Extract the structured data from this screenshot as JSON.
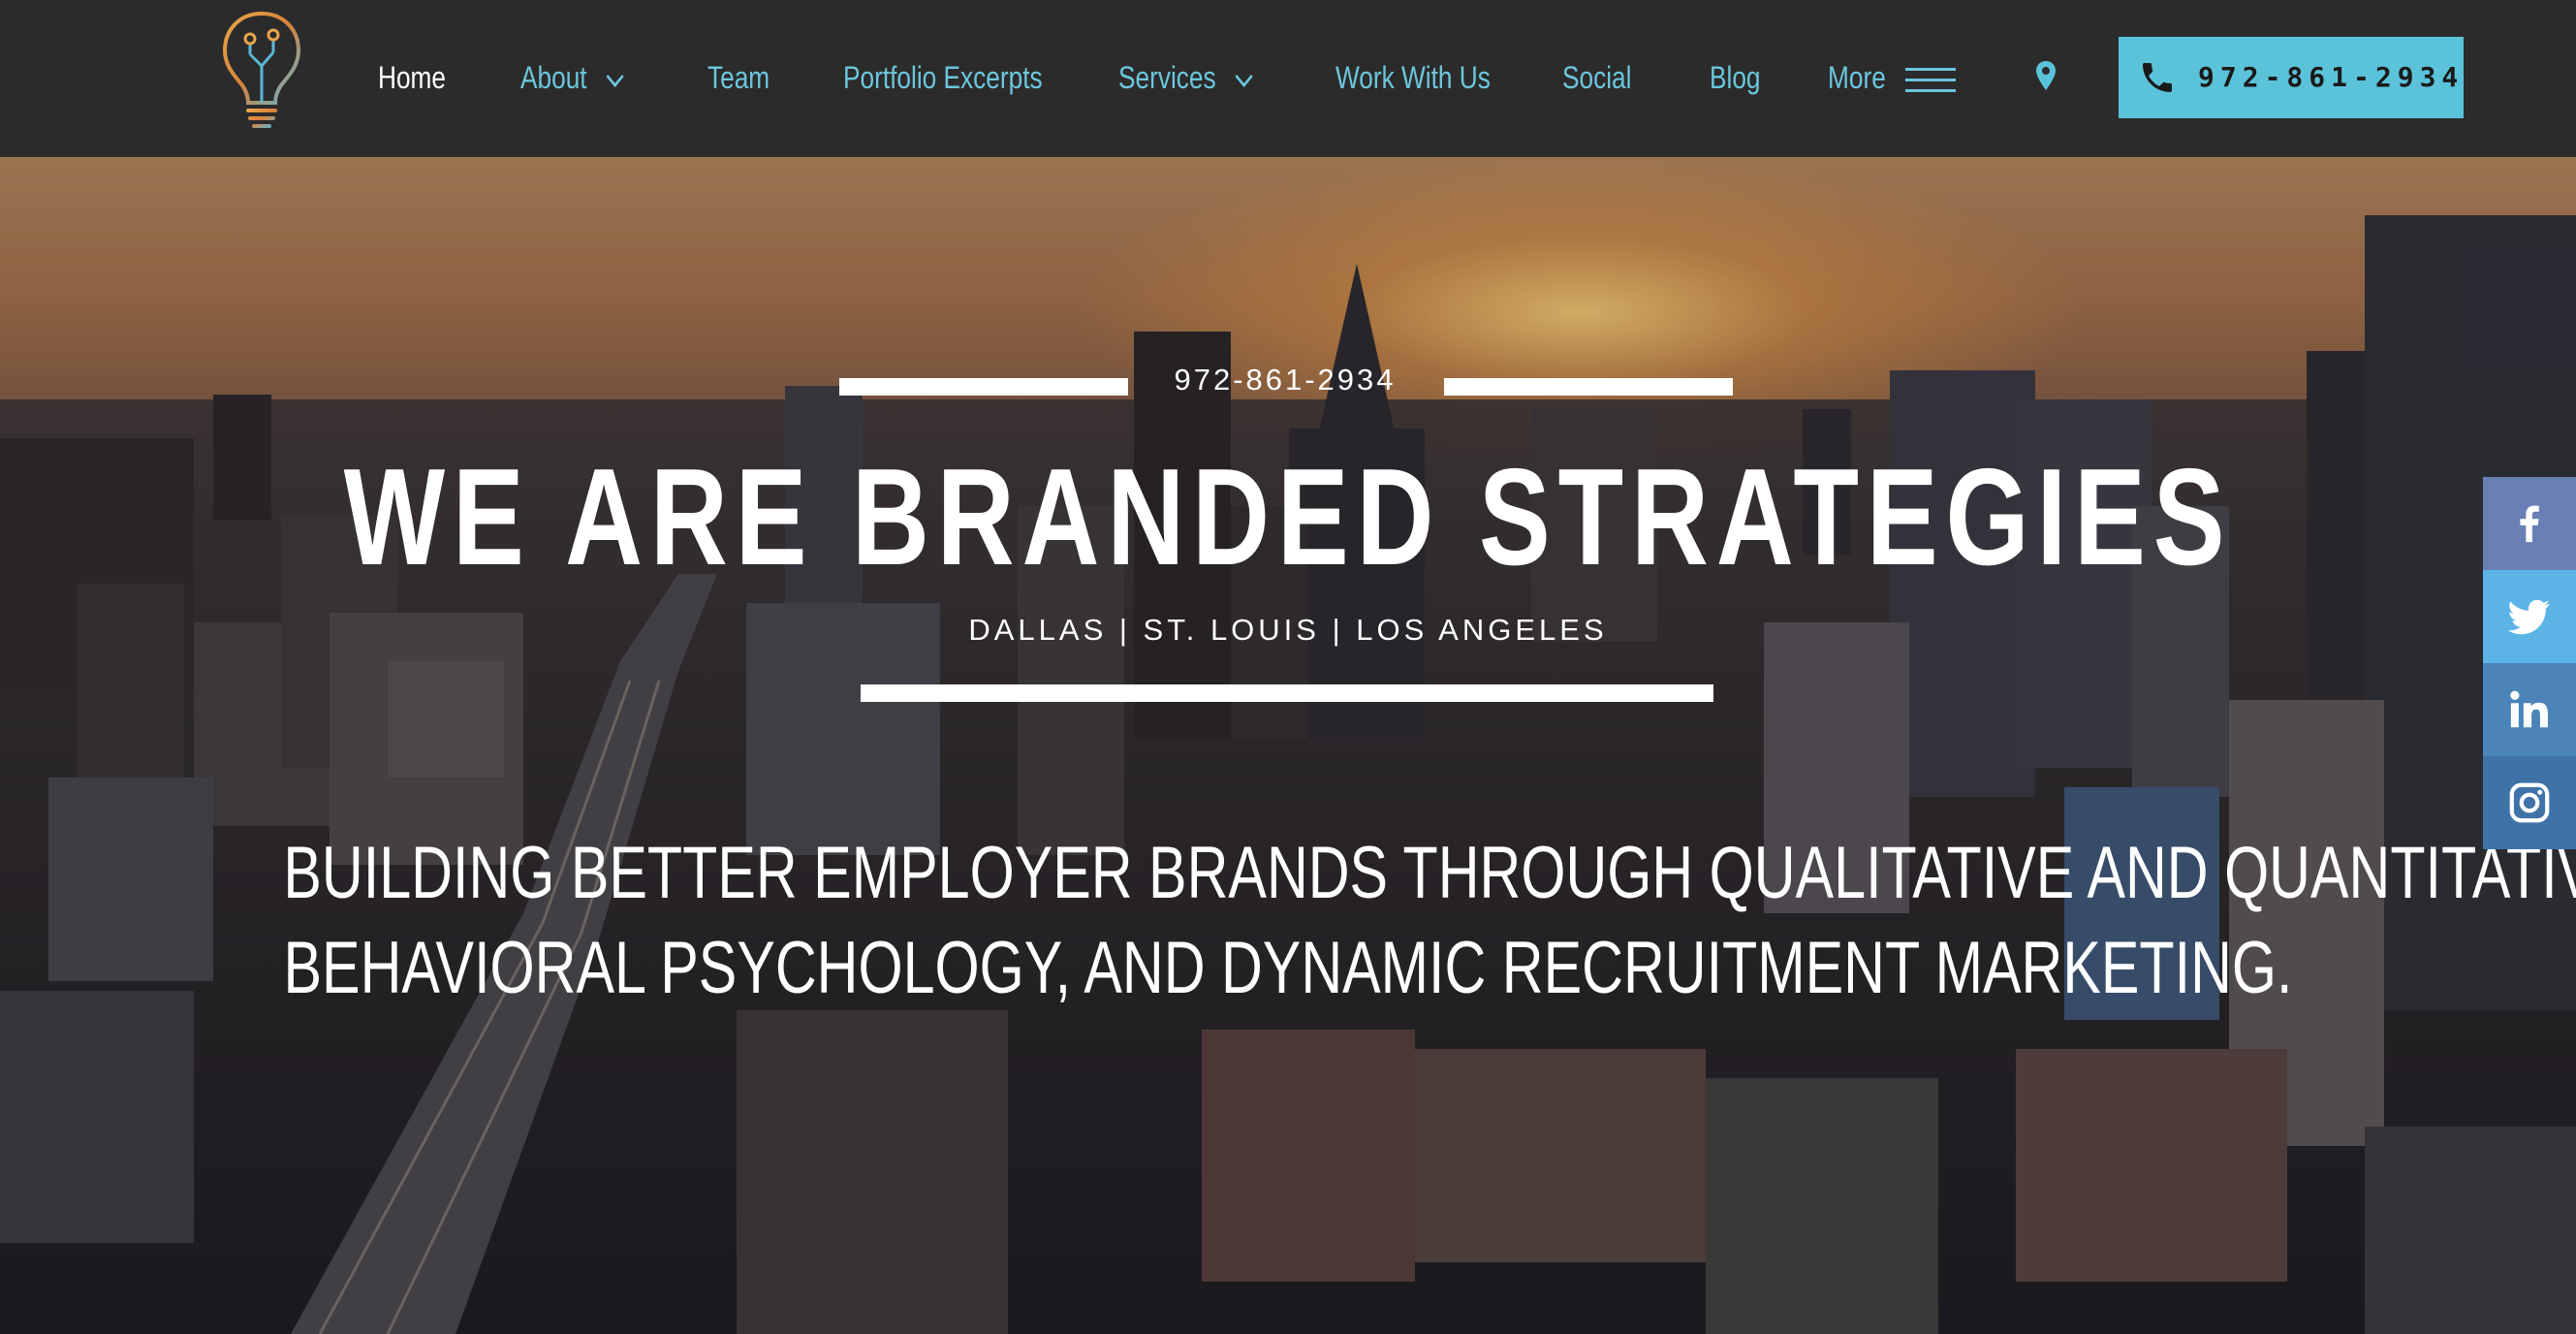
{
  "header": {
    "nav": [
      {
        "label": "Home",
        "active": true
      },
      {
        "label": "About",
        "dropdown": true
      },
      {
        "label": "Team"
      },
      {
        "label": "Portfolio Excerpts"
      },
      {
        "label": "Services",
        "dropdown": true
      },
      {
        "label": "Work With Us"
      },
      {
        "label": "Social"
      },
      {
        "label": "Blog"
      },
      {
        "label": "More"
      }
    ],
    "phone_button": "972-861-2934",
    "colors": {
      "bar": "#2b2b2b",
      "nav_link": "#6cc6dc",
      "active": "#ffffff",
      "phone_button_bg": "#5bc3d9"
    },
    "icons": [
      "lightbulb-logo-icon",
      "chevron-down-icon",
      "hamburger-menu-icon",
      "map-pin-icon",
      "phone-icon"
    ]
  },
  "hero": {
    "phone": "972-861-2934",
    "title": "WE ARE BRANDED STRATEGIES",
    "cities": "DALLAS | ST. LOUIS | LOS ANGELES",
    "tagline": [
      "BUILDING BETTER EMPLOYER BRANDS THROUGH QUALITATIVE AND QUANTITATIVE INSIGHTS,",
      "BEHAVIORAL PSYCHOLOGY, AND DYNAMIC RECRUITMENT MARKETING."
    ]
  },
  "social_bar": [
    {
      "network": "Facebook",
      "icon": "facebook-icon",
      "color": "#6a7fb5"
    },
    {
      "network": "Twitter",
      "icon": "twitter-icon",
      "color": "#5bb3e6"
    },
    {
      "network": "LinkedIn",
      "icon": "linkedin-icon",
      "color": "#4a84b8"
    },
    {
      "network": "Instagram",
      "icon": "instagram-icon",
      "color": "#3f73a8"
    }
  ]
}
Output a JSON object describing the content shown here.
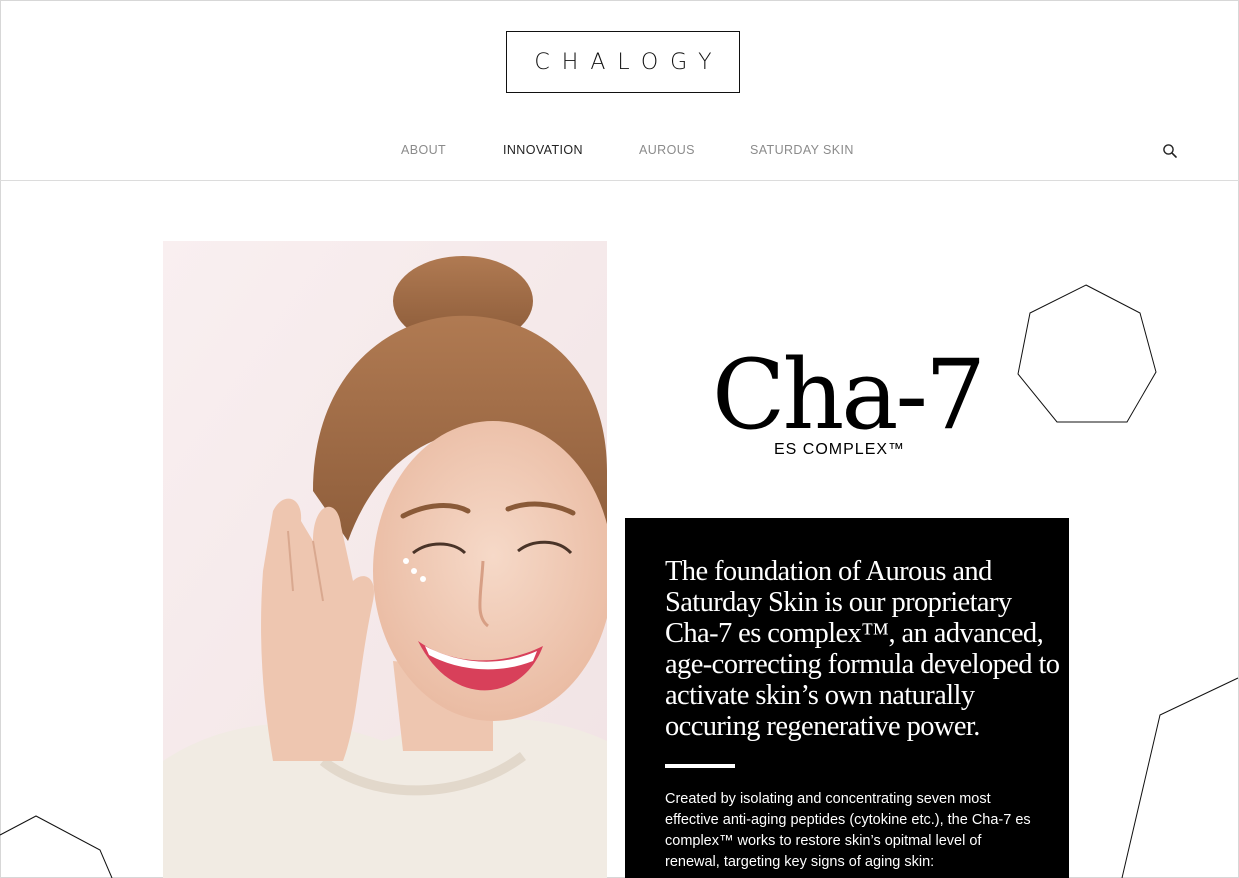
{
  "brand": {
    "logo_text": "CHALOGY"
  },
  "nav": {
    "items": [
      {
        "label": "ABOUT"
      },
      {
        "label": "INNOVATION"
      },
      {
        "label": "AUROUS"
      },
      {
        "label": "SATURDAY SKIN"
      }
    ],
    "active_label": "INNOVATION",
    "search_icon": "search-icon"
  },
  "hero": {
    "photo": "smiling-woman-portrait",
    "complex_title": "Cha-7",
    "complex_subtitle": "ES COMPLEX™"
  },
  "panel": {
    "heading": "The foundation of Aurous and Saturday Skin is our proprietary Cha-7 es complex™, an advanced, age-correcting formula developed to activate skin’s own naturally occuring regenerative power.",
    "body": "Created by isolating and concentrating seven most effective anti-aging peptides (cytokine etc.), the Cha-7 es complex™ works to restore skin’s opitmal level of renewal, targeting key signs of aging skin:"
  },
  "colors": {
    "text": "#000000",
    "nav_inactive": "#8b8b8b",
    "nav_active": "#222222",
    "panel_bg": "#000000",
    "panel_text": "#ffffff",
    "photo_bg": "#f6e8ea"
  }
}
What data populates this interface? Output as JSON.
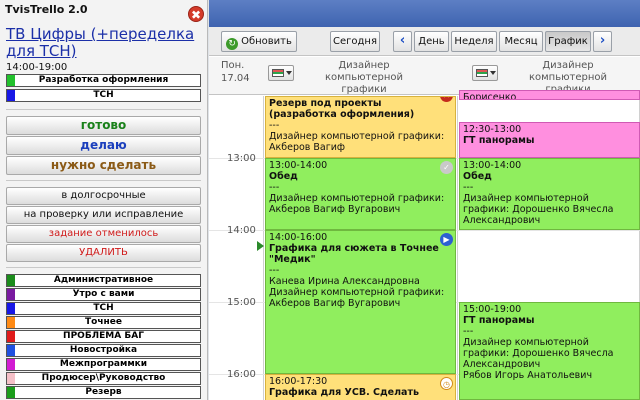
{
  "app": {
    "title": "TvisTrello 2.0",
    "close_glyph": "✖"
  },
  "task": {
    "title": "ТВ Цифры (+переделка для ТСН)",
    "time": "14:00-19:00",
    "tags": [
      {
        "label": "Разработка оформления",
        "color": "#22c12c"
      },
      {
        "label": "ТСН",
        "color": "#1818e6"
      }
    ]
  },
  "status_buttons": [
    {
      "label": "готово",
      "color": "#19811a"
    },
    {
      "label": "делаю",
      "color": "#1b3fbd"
    },
    {
      "label": "нужно сделать",
      "color": "#8b5a16"
    }
  ],
  "action_buttons": [
    {
      "label": "в долгосрочные",
      "color": "#111111"
    },
    {
      "label": "на проверку или исправление",
      "color": "#111111"
    },
    {
      "label": "задание отменилось",
      "color": "#d01b1b"
    },
    {
      "label": "УДАЛИТЬ",
      "color": "#d01b1b"
    }
  ],
  "categories": [
    {
      "label": "Административное",
      "color": "#1b8c1b"
    },
    {
      "label": "Утро с вами",
      "color": "#7a1aa0"
    },
    {
      "label": "ТСН",
      "color": "#1818e6"
    },
    {
      "label": "Точнее",
      "color": "#ff8a14"
    },
    {
      "label": "ПРОБЛЕМА БАГ",
      "color": "#e01b1b"
    },
    {
      "label": "Новостройка",
      "color": "#1f50e0"
    },
    {
      "label": "Межпрограммки",
      "color": "#d21bd2"
    },
    {
      "label": "Продюсер\\Руководство",
      "color": "#f5c0c8"
    },
    {
      "label": "Резерв",
      "color": "#1b9c1b"
    }
  ],
  "toolbar": {
    "refresh_label": "Обновить",
    "today_label": "Сегодня",
    "prev_glyph": "‹",
    "next_glyph": "›",
    "views": [
      "День",
      "Неделя",
      "Месяц",
      "График"
    ],
    "active_view": "График"
  },
  "calendar": {
    "day_name": "Пон.",
    "day_date": "17.04",
    "columns": [
      {
        "label": "Дизайнер компьютерной графики"
      },
      {
        "label": "Дизайнер компьютерной графики"
      }
    ],
    "hours": [
      "13:00",
      "14:00",
      "15:00",
      "16:00"
    ],
    "events_col1": [
      {
        "color": "yellow",
        "lines": [
          "Резерв под проекты (разработка оформления)",
          "---",
          "Дизайнер компьютерной графики: Акберов Вагиф"
        ]
      },
      {
        "color": "green",
        "time": "13:00-14:00",
        "title": "Обед",
        "lines": [
          "---",
          "Дизайнер компьютерной графики: Акберов Вагиф Вугарович"
        ]
      },
      {
        "color": "green",
        "time": "14:00-16:00",
        "title": "Графика для сюжета в Точнее \"Медик\"",
        "lines": [
          "---",
          "Канева Ирина Александровна",
          "Дизайнер компьютерной графики: Акберов Вагиф Вугарович"
        ]
      },
      {
        "color": "yellow",
        "time": "16:00-17:30",
        "title": "Графика для УСВ. Сделать"
      }
    ],
    "events_col2": [
      {
        "color": "pink",
        "lines": [
          "Борисенко"
        ]
      },
      {
        "color": "pink",
        "time": "12:30-13:00",
        "title": "ГТ панорамы"
      },
      {
        "color": "green",
        "time": "13:00-14:00",
        "title": "Обед",
        "lines": [
          "---",
          "Дизайнер компьютерной графики: Дорошенко Вячесла Александрович"
        ]
      },
      {
        "color": "green",
        "time": "15:00-19:00",
        "title": "ГТ панорамы",
        "lines": [
          "---",
          "Дизайнер компьютерной графики: Дорошенко Вячесла Александрович",
          "Рябов Игорь Анатольевич"
        ]
      }
    ]
  }
}
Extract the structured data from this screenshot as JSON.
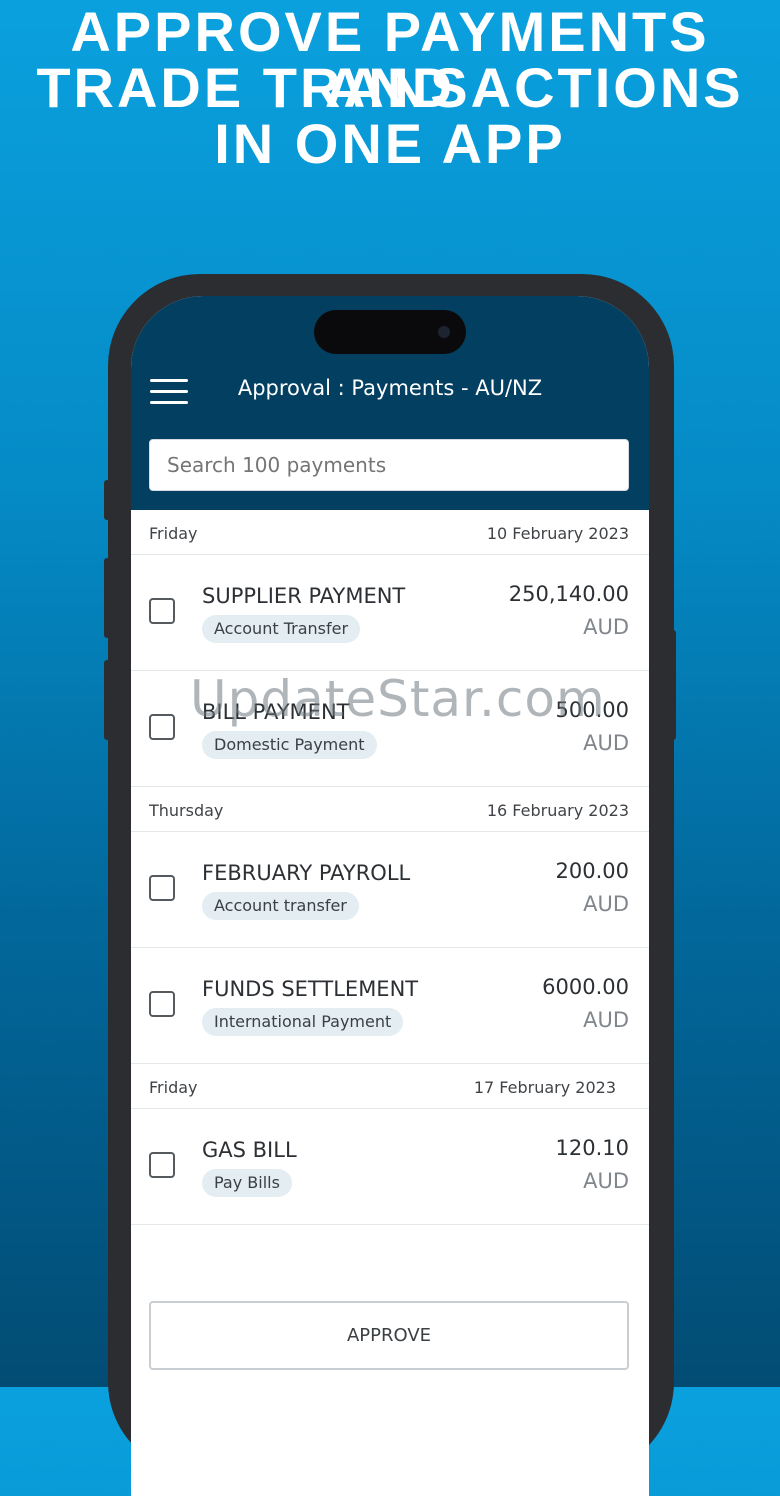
{
  "headline": [
    "APPROVE PAYMENTS AND",
    "TRADE TRANSACTIONS",
    "IN ONE APP"
  ],
  "app": {
    "title": "Approval : Payments - AU/NZ",
    "search_placeholder": "Search 100 payments",
    "approve_label": "APPROVE"
  },
  "groups": [
    {
      "day": "Friday",
      "date": "10 February 2023",
      "items": [
        {
          "name": "SUPPLIER PAYMENT",
          "type": "Account Transfer",
          "amount": "250,140.00",
          "currency": "AUD"
        },
        {
          "name": "BILL PAYMENT",
          "type": "Domestic Payment",
          "amount": "500.00",
          "currency": "AUD"
        }
      ]
    },
    {
      "day": "Thursday",
      "date": "16 February 2023",
      "items": [
        {
          "name": "FEBRUARY PAYROLL",
          "type": "Account transfer",
          "amount": "200.00",
          "currency": "AUD"
        },
        {
          "name": "FUNDS SETTLEMENT",
          "type": "International Payment",
          "amount": "6000.00",
          "currency": "AUD"
        }
      ]
    },
    {
      "day": "Friday",
      "date": "17 February 2023",
      "items": [
        {
          "name": "GAS BILL",
          "type": "Pay Bills",
          "amount": "120.10",
          "currency": "AUD"
        }
      ]
    }
  ],
  "watermark": "UpdateStar.com"
}
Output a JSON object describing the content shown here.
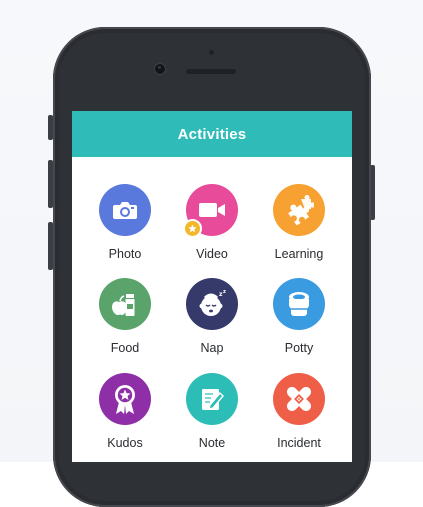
{
  "screen_title": "Activities",
  "activities": [
    {
      "label": "Photo",
      "icon": "camera-icon",
      "color": "#5a79dd"
    },
    {
      "label": "Video",
      "icon": "video-camera-icon",
      "color": "#e74b9a",
      "badge": "star-icon"
    },
    {
      "label": "Learning",
      "icon": "puzzle-piece-icon",
      "color": "#f8a133"
    },
    {
      "label": "Food",
      "icon": "apple-milk-icon",
      "color": "#5aa46c"
    },
    {
      "label": "Nap",
      "icon": "sleeping-baby-icon",
      "color": "#353a6b"
    },
    {
      "label": "Potty",
      "icon": "potty-icon",
      "color": "#3a9be0"
    },
    {
      "label": "Kudos",
      "icon": "award-ribbon-icon",
      "color": "#8e2fa8"
    },
    {
      "label": "Note",
      "icon": "note-pencil-icon",
      "color": "#2dbdb7"
    },
    {
      "label": "Incident",
      "icon": "bandage-icon",
      "color": "#ef5e47"
    }
  ]
}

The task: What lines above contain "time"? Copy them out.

Result of this task:
    "time": "14:00-19:00",
        "time": "13:00-14:00",
        "time": "14:00-16:00",
        "time": "16:00-17:30",
        "time": "12:30-13:00",
        "time": "13:00-14:00",
        "time": "15:00-19:00",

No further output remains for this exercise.